To understand solid geometry (3-D world), one must put their hands in motion. Understanding something intellectually and knowing the same thing tactilely are very different experiences. In this workshop, participants will build a math model through the use of unit/modular geometry. It is make and take. All you need to bring is patience, perseverance, and a sense of humor!
WHOOS’s in the Food Chain?
Have you ever wondered what role a top predator plays in an ecosystem? Let’s find out by looking at what an owl, a bird of prey, eats. After an owl consumes its prey, it spits up a ball of fur, bones, teeth and insect shells that is cannot digest. This is called an owl pellet. By dissecting this pellet, we will be able to determine what it had for dinner! Come and see what we find as we dissect the pellet, chart what we find and more!
Star Wars Science
This workshop is an interactive hands-on experience where students will have the opportunity to engage in activities that prompt them to explore parts of a favorite movie and determine what is factual and what is fiction. The students will travel to four stations to explore. The first station is the Planet of Tatoonine, here like Mars, there is not water, so students will explore moisture farming using salt and will create salt to take home.
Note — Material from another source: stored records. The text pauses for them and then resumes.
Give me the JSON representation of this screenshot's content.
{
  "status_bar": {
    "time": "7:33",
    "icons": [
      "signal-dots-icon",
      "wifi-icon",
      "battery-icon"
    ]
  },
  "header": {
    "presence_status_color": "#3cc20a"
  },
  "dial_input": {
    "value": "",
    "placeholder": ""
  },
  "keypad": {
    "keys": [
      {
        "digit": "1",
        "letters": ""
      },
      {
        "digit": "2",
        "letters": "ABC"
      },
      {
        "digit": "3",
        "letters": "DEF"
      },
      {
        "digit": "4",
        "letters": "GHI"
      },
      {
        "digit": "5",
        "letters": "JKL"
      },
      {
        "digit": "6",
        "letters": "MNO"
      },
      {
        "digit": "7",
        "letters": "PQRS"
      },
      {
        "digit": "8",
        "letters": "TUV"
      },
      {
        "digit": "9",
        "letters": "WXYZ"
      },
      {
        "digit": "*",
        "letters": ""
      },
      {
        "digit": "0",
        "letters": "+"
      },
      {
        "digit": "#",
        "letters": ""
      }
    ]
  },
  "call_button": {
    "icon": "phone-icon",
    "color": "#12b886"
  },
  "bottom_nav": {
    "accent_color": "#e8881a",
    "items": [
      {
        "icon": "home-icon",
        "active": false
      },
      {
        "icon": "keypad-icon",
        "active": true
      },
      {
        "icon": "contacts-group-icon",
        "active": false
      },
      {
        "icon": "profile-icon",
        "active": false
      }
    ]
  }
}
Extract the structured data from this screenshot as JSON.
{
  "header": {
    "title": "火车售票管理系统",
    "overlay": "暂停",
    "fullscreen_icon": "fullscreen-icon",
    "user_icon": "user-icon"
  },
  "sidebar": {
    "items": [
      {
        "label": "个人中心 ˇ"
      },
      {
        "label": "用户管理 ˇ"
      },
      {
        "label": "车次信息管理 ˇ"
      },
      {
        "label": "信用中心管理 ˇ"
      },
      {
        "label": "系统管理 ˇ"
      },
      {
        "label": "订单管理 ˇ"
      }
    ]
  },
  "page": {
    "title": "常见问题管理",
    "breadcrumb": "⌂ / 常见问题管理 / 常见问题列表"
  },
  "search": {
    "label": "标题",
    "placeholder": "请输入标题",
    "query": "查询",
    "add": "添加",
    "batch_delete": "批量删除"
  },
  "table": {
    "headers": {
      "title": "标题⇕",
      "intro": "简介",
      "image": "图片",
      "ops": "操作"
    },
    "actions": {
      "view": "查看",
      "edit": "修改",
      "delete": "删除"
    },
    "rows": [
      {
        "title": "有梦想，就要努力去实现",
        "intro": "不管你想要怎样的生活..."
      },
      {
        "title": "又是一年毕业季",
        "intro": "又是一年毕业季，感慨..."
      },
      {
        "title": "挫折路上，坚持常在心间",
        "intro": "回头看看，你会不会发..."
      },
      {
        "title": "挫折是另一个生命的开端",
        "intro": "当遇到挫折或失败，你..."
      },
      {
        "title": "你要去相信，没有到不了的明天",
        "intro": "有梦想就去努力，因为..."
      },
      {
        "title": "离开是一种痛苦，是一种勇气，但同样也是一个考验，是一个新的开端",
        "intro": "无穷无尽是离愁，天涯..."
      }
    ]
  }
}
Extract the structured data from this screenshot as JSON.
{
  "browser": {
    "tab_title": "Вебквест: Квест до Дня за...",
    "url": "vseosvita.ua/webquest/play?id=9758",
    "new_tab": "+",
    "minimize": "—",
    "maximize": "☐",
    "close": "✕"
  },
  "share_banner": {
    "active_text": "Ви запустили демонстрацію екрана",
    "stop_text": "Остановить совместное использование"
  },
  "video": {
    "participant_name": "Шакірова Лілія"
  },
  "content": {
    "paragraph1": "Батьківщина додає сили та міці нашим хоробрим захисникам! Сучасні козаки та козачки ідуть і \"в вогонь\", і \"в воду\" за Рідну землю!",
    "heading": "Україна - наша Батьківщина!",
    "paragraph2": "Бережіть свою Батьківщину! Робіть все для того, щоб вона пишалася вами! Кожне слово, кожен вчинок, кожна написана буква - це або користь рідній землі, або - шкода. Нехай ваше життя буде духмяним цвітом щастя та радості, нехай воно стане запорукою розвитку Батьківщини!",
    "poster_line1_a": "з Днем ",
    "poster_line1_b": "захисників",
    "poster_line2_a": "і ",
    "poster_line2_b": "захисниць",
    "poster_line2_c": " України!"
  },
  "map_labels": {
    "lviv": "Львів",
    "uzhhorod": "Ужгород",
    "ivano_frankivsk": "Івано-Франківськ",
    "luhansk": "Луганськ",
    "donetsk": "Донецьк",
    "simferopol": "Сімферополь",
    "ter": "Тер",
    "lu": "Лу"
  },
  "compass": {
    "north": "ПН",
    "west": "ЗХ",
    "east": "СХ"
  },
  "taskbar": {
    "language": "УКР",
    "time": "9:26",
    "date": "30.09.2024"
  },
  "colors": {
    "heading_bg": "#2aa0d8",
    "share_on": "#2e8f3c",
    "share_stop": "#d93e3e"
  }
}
The second station involves Carbon-freezing, where students will combine vinegar and baking soda to learn how Han Solo was frozen. The third station is on the Planet of Mustafa, a molten lava world, where students will be engaged in making their own molten lava. As a closing station activity, students will learn about light sabers and if they are possible to make.
Introduction to Simple Machines-Building a Catapult
Participants will explore simple machines by building catapults. The catapults will be made from jumbo popsicles, rubber bands, and small cups. After building their catapults, the children will participate in a launching activity. The will use 2-3 objects of various masses and record the distance traveled when launched. After multiple trials, we will hold a discussion on how the force they applied and the object mass affected the launch distance.
What goes down must come up? The ups and downs of life in the water. Ever wonder how submarines dive and surface or ponder how fish can stay at one level without sinking? In this workshop you will learn how two opposing forces gravity and buoyancy control the movement of things in the water. Participants will design and build their own unique Cartesian diver to take home. These toys are educational, amusing and challenging. Eureka!